*Required action*.
Read through the listing and copy every line that contains the word "Příloha".

+++ Data for review

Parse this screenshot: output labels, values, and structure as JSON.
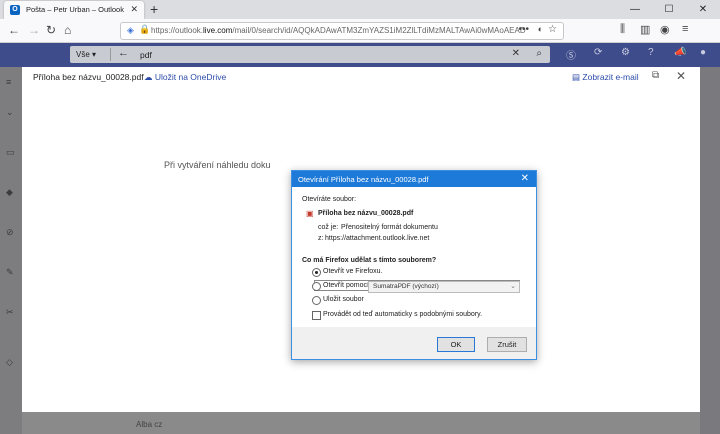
{
  "browser": {
    "tab_title": "Pošta – Petr Urban – Outlook",
    "tab_favicon": "O",
    "url_prefix": "https://outlook.",
    "url_domain": "live.com",
    "url_rest": "/mail/0/search/id/AQQkADAwATM3ZmYAZS1iM2ZlLTdiMzMALTAwAi0wMAoAEADuni..."
  },
  "outlook": {
    "search_scope": "Vše",
    "search_query": "pdf",
    "bottom_text": "Alba cz"
  },
  "preview": {
    "attachment_name": "Příloha bez názvu_00028.pdf",
    "save_onedrive": "Uložit na OneDrive",
    "view_email": "Zobrazit e-mail",
    "loading_message": "Při vytváření náhledu doku"
  },
  "dialog": {
    "title": "Otevírání Příloha bez názvu_00028.pdf",
    "opening_label": "Otevíráte soubor:",
    "file_name": "Příloha bez názvu_00028.pdf",
    "type_label": "což je:",
    "type_value": "Přenositelný formát dokumentu",
    "from_label": "z:",
    "from_value": "https://attachment.outlook.live.net",
    "question": "Co má Firefox udělat s tímto souborem?",
    "option_open_firefox": "Otevřít ve Firefoxu.",
    "option_open_with": "Otevřít pomocí",
    "option_open_with_app": "SumatraPDF (výchozí)",
    "option_save": "Uložit soubor",
    "remember_label": "Provádět od teď automaticky s podobnými soubory.",
    "ok_label": "OK",
    "cancel_label": "Zrušit"
  },
  "colors": {
    "dialog_title_bar": "#1e7ad8",
    "outlook_bar": "#3e4c8c",
    "link": "#2b4ba8"
  }
}
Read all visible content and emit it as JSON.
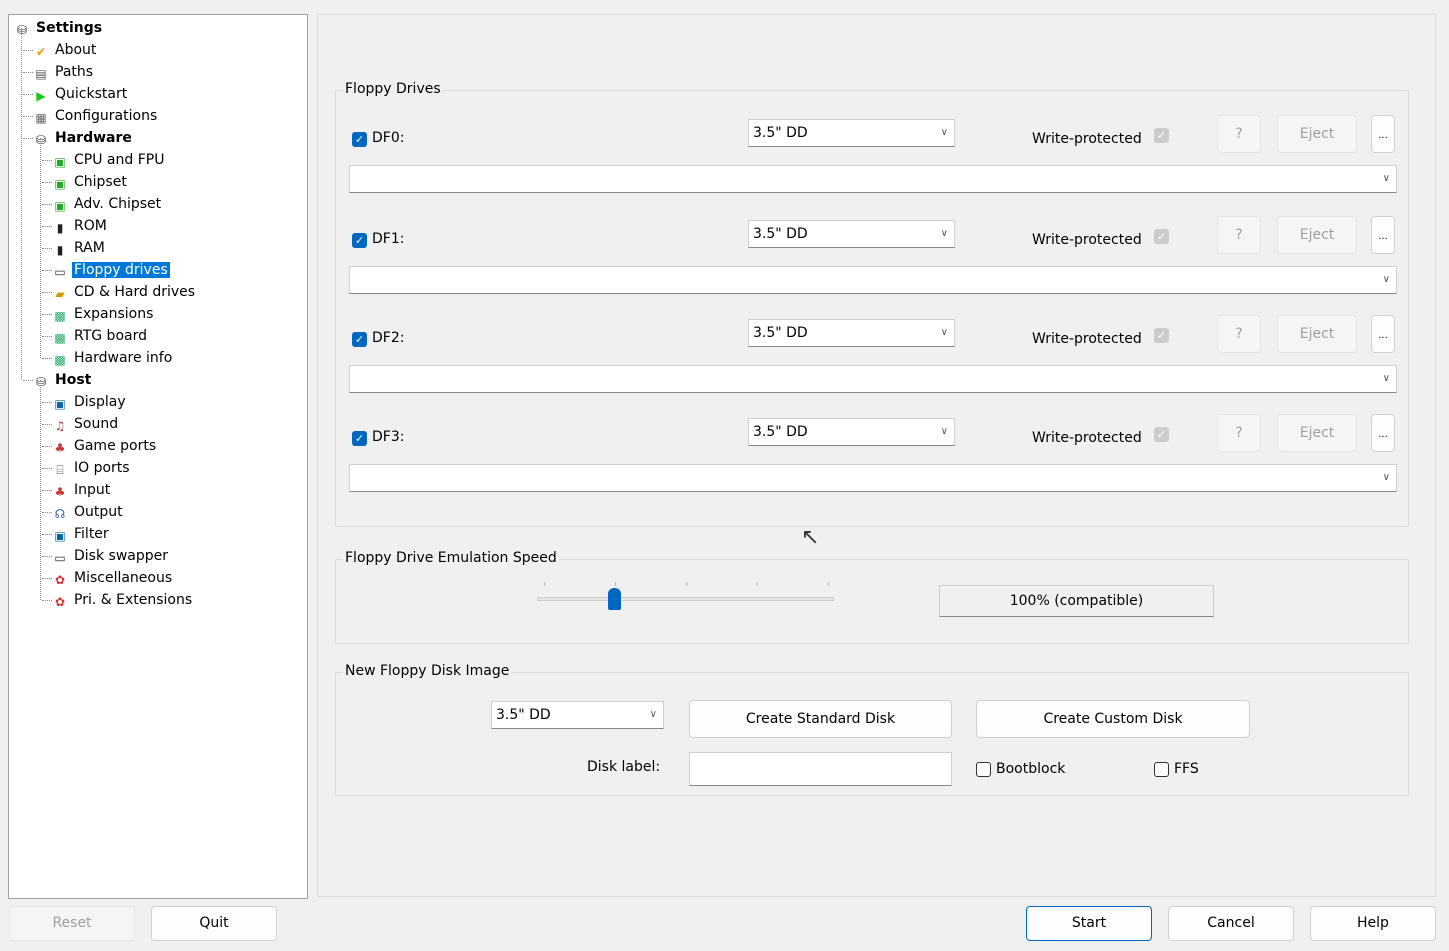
{
  "tree": [
    {
      "label": "Settings",
      "level": 0,
      "bold": true,
      "icon": "disk-stack-icon"
    },
    {
      "label": "About",
      "level": 1,
      "icon": "checkmark-icon"
    },
    {
      "label": "Paths",
      "level": 1,
      "icon": "paths-icon"
    },
    {
      "label": "Quickstart",
      "level": 1,
      "icon": "play-icon"
    },
    {
      "label": "Configurations",
      "level": 1,
      "icon": "configurations-icon"
    },
    {
      "label": "Hardware",
      "level": 1,
      "bold": true,
      "icon": "disk-stack-icon"
    },
    {
      "label": "CPU and FPU",
      "level": 2,
      "icon": "chip-icon"
    },
    {
      "label": "Chipset",
      "level": 2,
      "icon": "chip-icon"
    },
    {
      "label": "Adv. Chipset",
      "level": 2,
      "icon": "chip-icon"
    },
    {
      "label": "ROM",
      "level": 2,
      "icon": "memory-chip-icon"
    },
    {
      "label": "RAM",
      "level": 2,
      "icon": "memory-chip-icon"
    },
    {
      "label": "Floppy drives",
      "level": 2,
      "icon": "floppy-drive-icon",
      "selected": true
    },
    {
      "label": "CD & Hard drives",
      "level": 2,
      "icon": "hard-drive-icon"
    },
    {
      "label": "Expansions",
      "level": 2,
      "icon": "expansion-board-icon"
    },
    {
      "label": "RTG board",
      "level": 2,
      "icon": "expansion-board-icon"
    },
    {
      "label": "Hardware info",
      "level": 2,
      "icon": "expansion-board-icon"
    },
    {
      "label": "Host",
      "level": 1,
      "bold": true,
      "icon": "disk-stack-icon"
    },
    {
      "label": "Display",
      "level": 2,
      "icon": "monitor-icon"
    },
    {
      "label": "Sound",
      "level": 2,
      "icon": "speaker-icon"
    },
    {
      "label": "Game ports",
      "level": 2,
      "icon": "joystick-icon"
    },
    {
      "label": "IO ports",
      "level": 2,
      "icon": "io-port-icon"
    },
    {
      "label": "Input",
      "level": 2,
      "icon": "joystick-icon"
    },
    {
      "label": "Output",
      "level": 2,
      "icon": "output-icon"
    },
    {
      "label": "Filter",
      "level": 2,
      "icon": "monitor-icon"
    },
    {
      "label": "Disk swapper",
      "level": 2,
      "icon": "floppy-drive-icon"
    },
    {
      "label": "Miscellaneous",
      "level": 2,
      "icon": "misc-icon"
    },
    {
      "label": "Pri. & Extensions",
      "level": 2,
      "icon": "misc-icon"
    }
  ],
  "floppy": {
    "title": "Floppy Drives",
    "drives": [
      {
        "label": "DF0:",
        "enabled": true,
        "type": "3.5\" DD",
        "write_protected_label": "Write-protected",
        "help": "?",
        "eject": "Eject",
        "browse": "...",
        "path": ""
      },
      {
        "label": "DF1:",
        "enabled": true,
        "type": "3.5\" DD",
        "write_protected_label": "Write-protected",
        "help": "?",
        "eject": "Eject",
        "browse": "...",
        "path": ""
      },
      {
        "label": "DF2:",
        "enabled": true,
        "type": "3.5\" DD",
        "write_protected_label": "Write-protected",
        "help": "?",
        "eject": "Eject",
        "browse": "...",
        "path": ""
      },
      {
        "label": "DF3:",
        "enabled": true,
        "type": "3.5\" DD",
        "write_protected_label": "Write-protected",
        "help": "?",
        "eject": "Eject",
        "browse": "...",
        "path": ""
      }
    ]
  },
  "speed": {
    "title": "Floppy Drive Emulation Speed",
    "value_label": "100% (compatible)",
    "slider_position_fraction": 0.26
  },
  "newdisk": {
    "title": "New Floppy Disk Image",
    "type": "3.5\" DD",
    "create_standard": "Create Standard Disk",
    "create_custom": "Create Custom Disk",
    "disk_label": "Disk label:",
    "disk_label_value": "",
    "bootblock": "Bootblock",
    "ffs": "FFS"
  },
  "footer": {
    "reset": "Reset",
    "quit": "Quit",
    "start": "Start",
    "cancel": "Cancel",
    "help": "Help"
  }
}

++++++

*Answer box*.
    "attachment_name": "Příloha bez názvu_00028.pdf",
    "title": "Otevírání Příloha bez názvu_00028.pdf",
    "file_name": "Příloha bez názvu_00028.pdf",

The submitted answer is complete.